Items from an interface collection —
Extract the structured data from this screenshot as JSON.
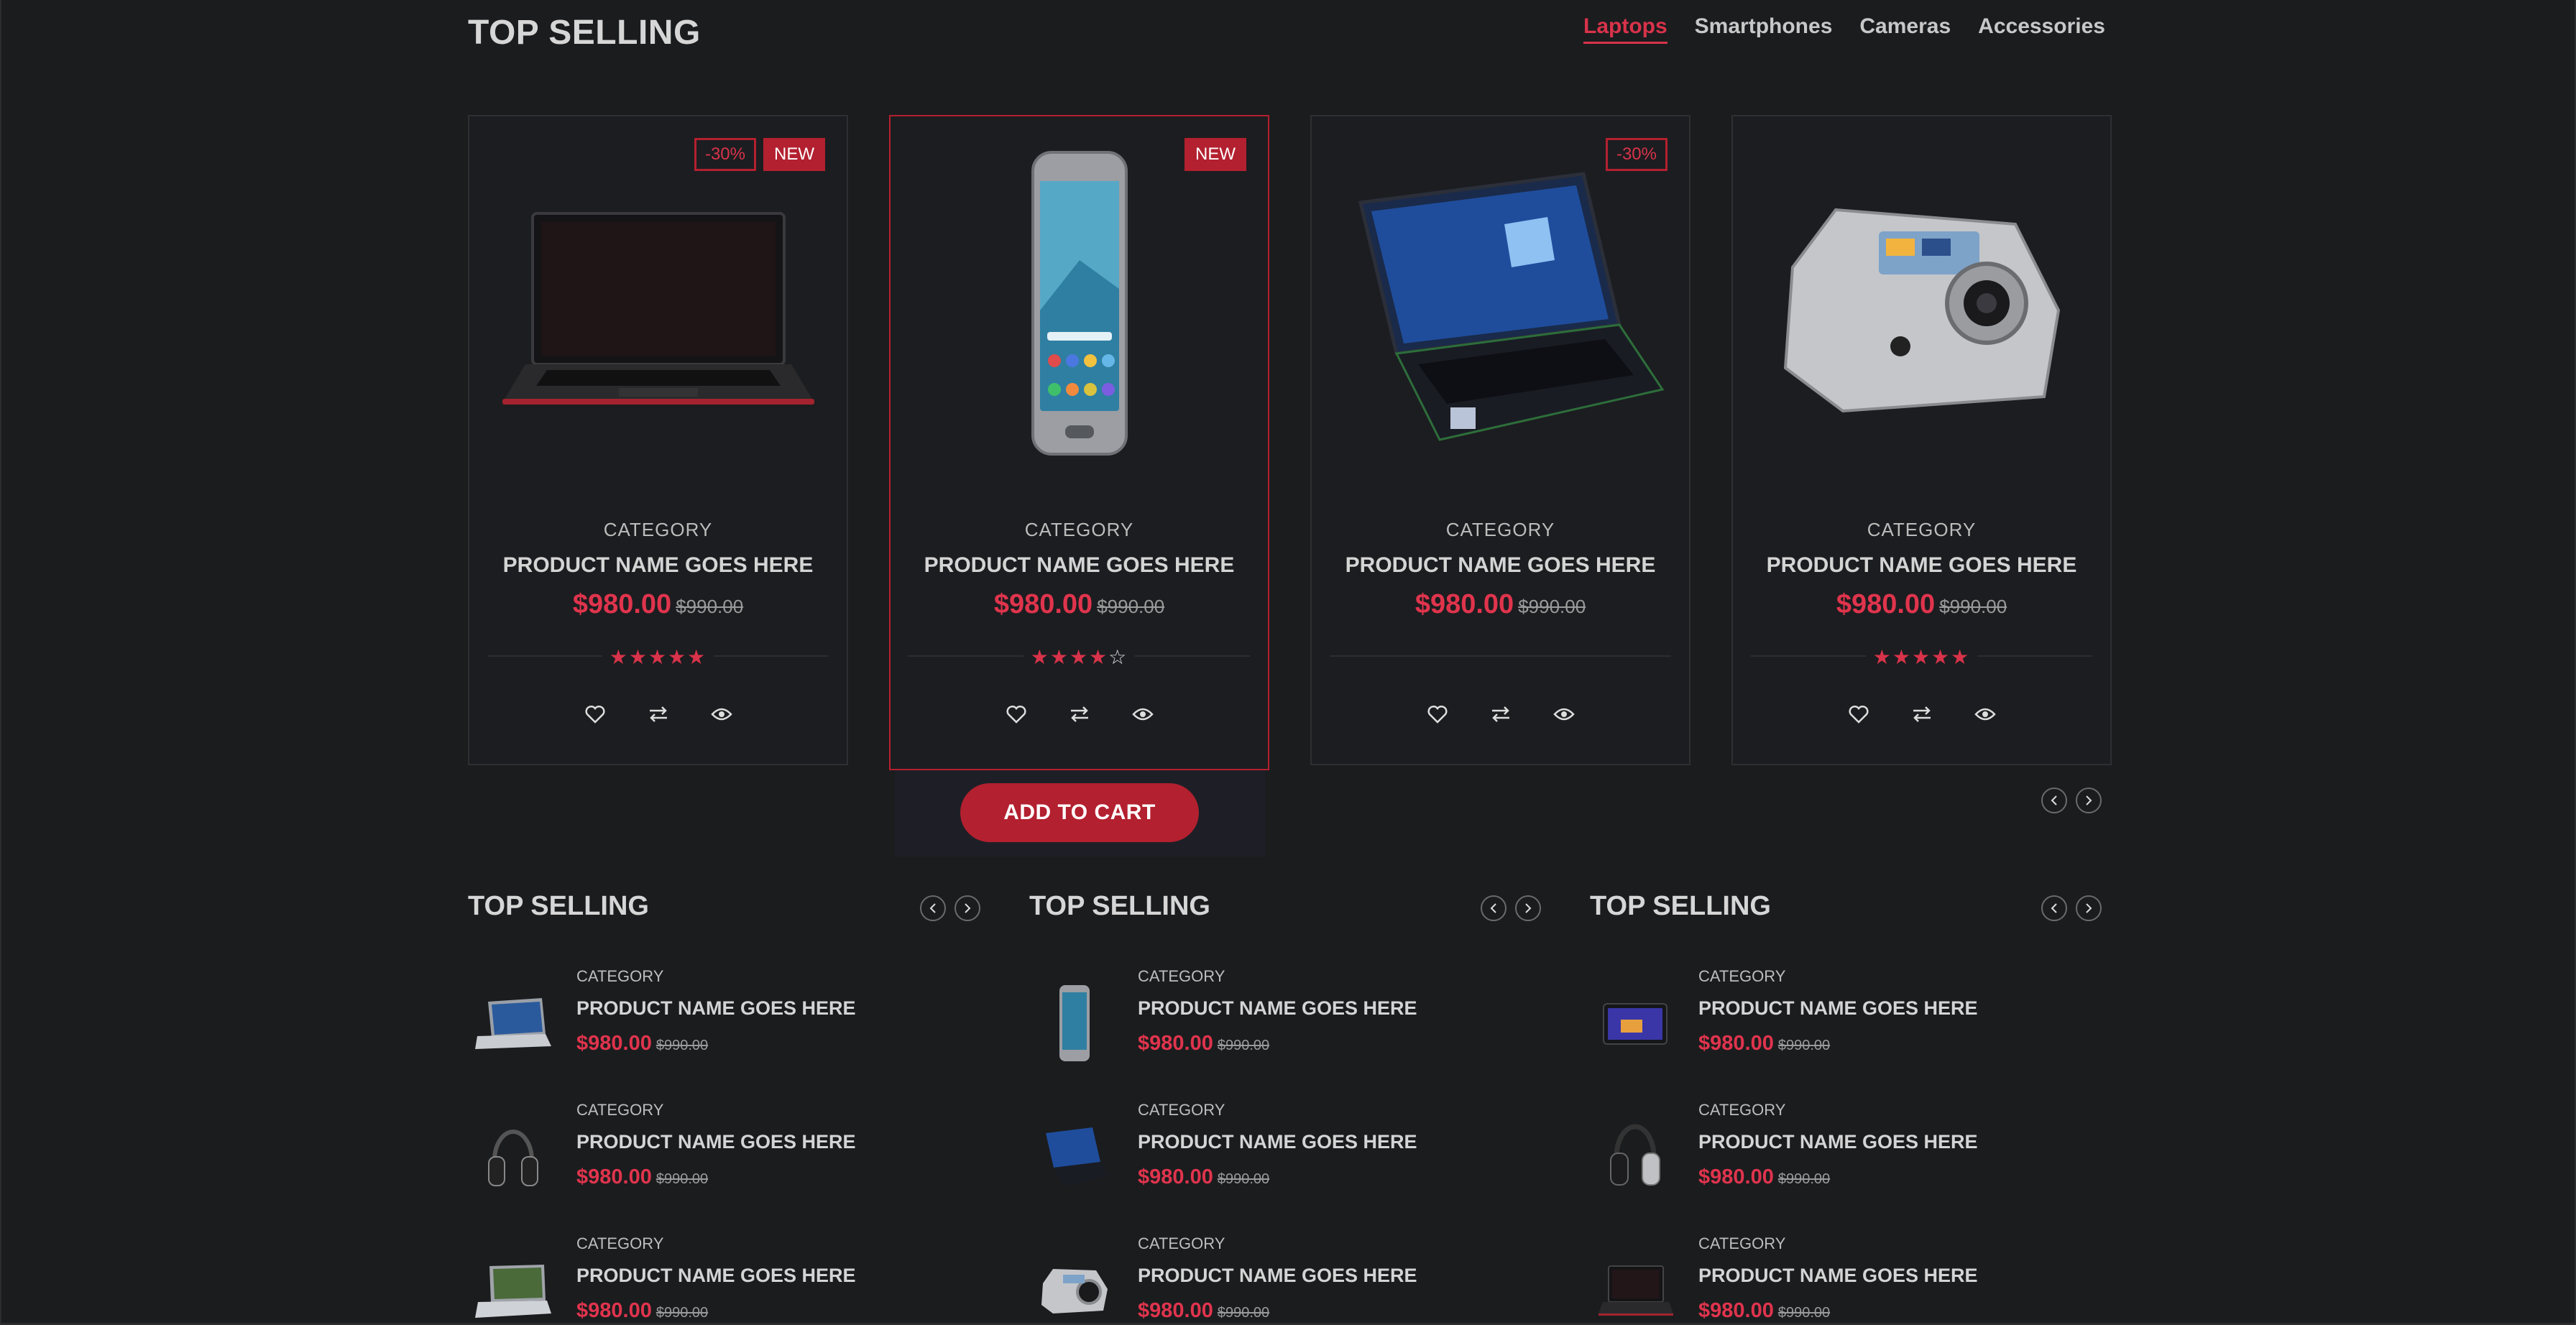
{
  "top_selling": {
    "title": "TOP SELLING",
    "tabs": [
      "Laptops",
      "Smartphones",
      "Cameras",
      "Accessories"
    ],
    "active_tab": "Laptops",
    "products": [
      {
        "category": "CATEGORY",
        "name": "PRODUCT NAME GOES HERE",
        "price": "$980.00",
        "old_price": "$990.00",
        "labels": {
          "sale": "-30%",
          "new": "NEW"
        },
        "rating": 5,
        "image": "laptop-black-red"
      },
      {
        "category": "CATEGORY",
        "name": "PRODUCT NAME GOES HERE",
        "price": "$980.00",
        "old_price": "$990.00",
        "labels": {
          "sale": "",
          "new": "NEW"
        },
        "rating": 4,
        "image": "smartphone"
      },
      {
        "category": "CATEGORY",
        "name": "PRODUCT NAME GOES HERE",
        "price": "$980.00",
        "old_price": "$990.00",
        "labels": {
          "sale": "-30%",
          "new": ""
        },
        "rating": 0,
        "image": "laptop-blue"
      },
      {
        "category": "CATEGORY",
        "name": "PRODUCT NAME GOES HERE",
        "price": "$980.00",
        "old_price": "$990.00",
        "labels": {
          "sale": "",
          "new": ""
        },
        "rating": 5,
        "image": "camera-silver"
      }
    ],
    "add_to_cart_label": "ADD TO CART",
    "icons": [
      "heart-icon",
      "exchange-icon",
      "eye-icon"
    ]
  },
  "widgets": [
    {
      "title": "TOP SELLING",
      "items": [
        {
          "category": "CATEGORY",
          "name": "PRODUCT NAME GOES HERE",
          "price": "$980.00",
          "old_price": "$990.00",
          "image": "laptop-silver"
        },
        {
          "category": "CATEGORY",
          "name": "PRODUCT NAME GOES HERE",
          "price": "$980.00",
          "old_price": "$990.00",
          "image": "headphones"
        },
        {
          "category": "CATEGORY",
          "name": "PRODUCT NAME GOES HERE",
          "price": "$980.00",
          "old_price": "$990.00",
          "image": "laptop-silver"
        }
      ]
    },
    {
      "title": "TOP SELLING",
      "items": [
        {
          "category": "CATEGORY",
          "name": "PRODUCT NAME GOES HERE",
          "price": "$980.00",
          "old_price": "$990.00",
          "image": "smartphone"
        },
        {
          "category": "CATEGORY",
          "name": "PRODUCT NAME GOES HERE",
          "price": "$980.00",
          "old_price": "$990.00",
          "image": "laptop-blue"
        },
        {
          "category": "CATEGORY",
          "name": "PRODUCT NAME GOES HERE",
          "price": "$980.00",
          "old_price": "$990.00",
          "image": "camera-silver"
        }
      ]
    },
    {
      "title": "TOP SELLING",
      "items": [
        {
          "category": "CATEGORY",
          "name": "PRODUCT NAME GOES HERE",
          "price": "$980.00",
          "old_price": "$990.00",
          "image": "tablet"
        },
        {
          "category": "CATEGORY",
          "name": "PRODUCT NAME GOES HERE",
          "price": "$980.00",
          "old_price": "$990.00",
          "image": "headphones"
        },
        {
          "category": "CATEGORY",
          "name": "PRODUCT NAME GOES HERE",
          "price": "$980.00",
          "old_price": "$990.00",
          "image": "laptop-black-red"
        }
      ]
    }
  ],
  "colors": {
    "accent": "#d8334a",
    "accent_dark": "#b3202f",
    "background": "#1b1c1e"
  }
}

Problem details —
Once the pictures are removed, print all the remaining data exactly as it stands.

Your response —
Extract the structured data from this screenshot as JSON.
{
  "top_selling": {
    "title": "TOP SELLING",
    "tabs": [
      "Laptops",
      "Smartphones",
      "Cameras",
      "Accessories"
    ],
    "active_tab": "Laptops",
    "products": [
      {
        "category": "CATEGORY",
        "name": "PRODUCT NAME GOES HERE",
        "price": "$980.00",
        "old_price": "$990.00",
        "labels": {
          "sale": "-30%",
          "new": "NEW"
        },
        "rating": 5,
        "image": "laptop-black-red"
      },
      {
        "category": "CATEGORY",
        "name": "PRODUCT NAME GOES HERE",
        "price": "$980.00",
        "old_price": "$990.00",
        "labels": {
          "sale": "",
          "new": "NEW"
        },
        "rating": 4,
        "image": "smartphone"
      },
      {
        "category": "CATEGORY",
        "name": "PRODUCT NAME GOES HERE",
        "price": "$980.00",
        "old_price": "$990.00",
        "labels": {
          "sale": "-30%",
          "new": ""
        },
        "rating": 0,
        "image": "laptop-blue"
      },
      {
        "category": "CATEGORY",
        "name": "PRODUCT NAME GOES HERE",
        "price": "$980.00",
        "old_price": "$990.00",
        "labels": {
          "sale": "",
          "new": ""
        },
        "rating": 5,
        "image": "camera-silver"
      }
    ],
    "add_to_cart_label": "ADD TO CART",
    "icons": [
      "heart-icon",
      "exchange-icon",
      "eye-icon"
    ]
  },
  "widgets": [
    {
      "title": "TOP SELLING",
      "items": [
        {
          "category": "CATEGORY",
          "name": "PRODUCT NAME GOES HERE",
          "price": "$980.00",
          "old_price": "$990.00",
          "image": "laptop-silver"
        },
        {
          "category": "CATEGORY",
          "name": "PRODUCT NAME GOES HERE",
          "price": "$980.00",
          "old_price": "$990.00",
          "image": "headphones"
        },
        {
          "category": "CATEGORY",
          "name": "PRODUCT NAME GOES HERE",
          "price": "$980.00",
          "old_price": "$990.00",
          "image": "laptop-silver"
        }
      ]
    },
    {
      "title": "TOP SELLING",
      "items": [
        {
          "category": "CATEGORY",
          "name": "PRODUCT NAME GOES HERE",
          "price": "$980.00",
          "old_price": "$990.00",
          "image": "smartphone"
        },
        {
          "category": "CATEGORY",
          "name": "PRODUCT NAME GOES HERE",
          "price": "$980.00",
          "old_price": "$990.00",
          "image": "laptop-blue"
        },
        {
          "category": "CATEGORY",
          "name": "PRODUCT NAME GOES HERE",
          "price": "$980.00",
          "old_price": "$990.00",
          "image": "camera-silver"
        }
      ]
    },
    {
      "title": "TOP SELLING",
      "items": [
        {
          "category": "CATEGORY",
          "name": "PRODUCT NAME GOES HERE",
          "price": "$980.00",
          "old_price": "$990.00",
          "image": "tablet"
        },
        {
          "category": "CATEGORY",
          "name": "PRODUCT NAME GOES HERE",
          "price": "$980.00",
          "old_price": "$990.00",
          "image": "headphones"
        },
        {
          "category": "CATEGORY",
          "name": "PRODUCT NAME GOES HERE",
          "price": "$980.00",
          "old_price": "$990.00",
          "image": "laptop-black-red"
        }
      ]
    }
  ],
  "colors": {
    "accent": "#d8334a",
    "accent_dark": "#b3202f",
    "background": "#1b1c1e"
  }
}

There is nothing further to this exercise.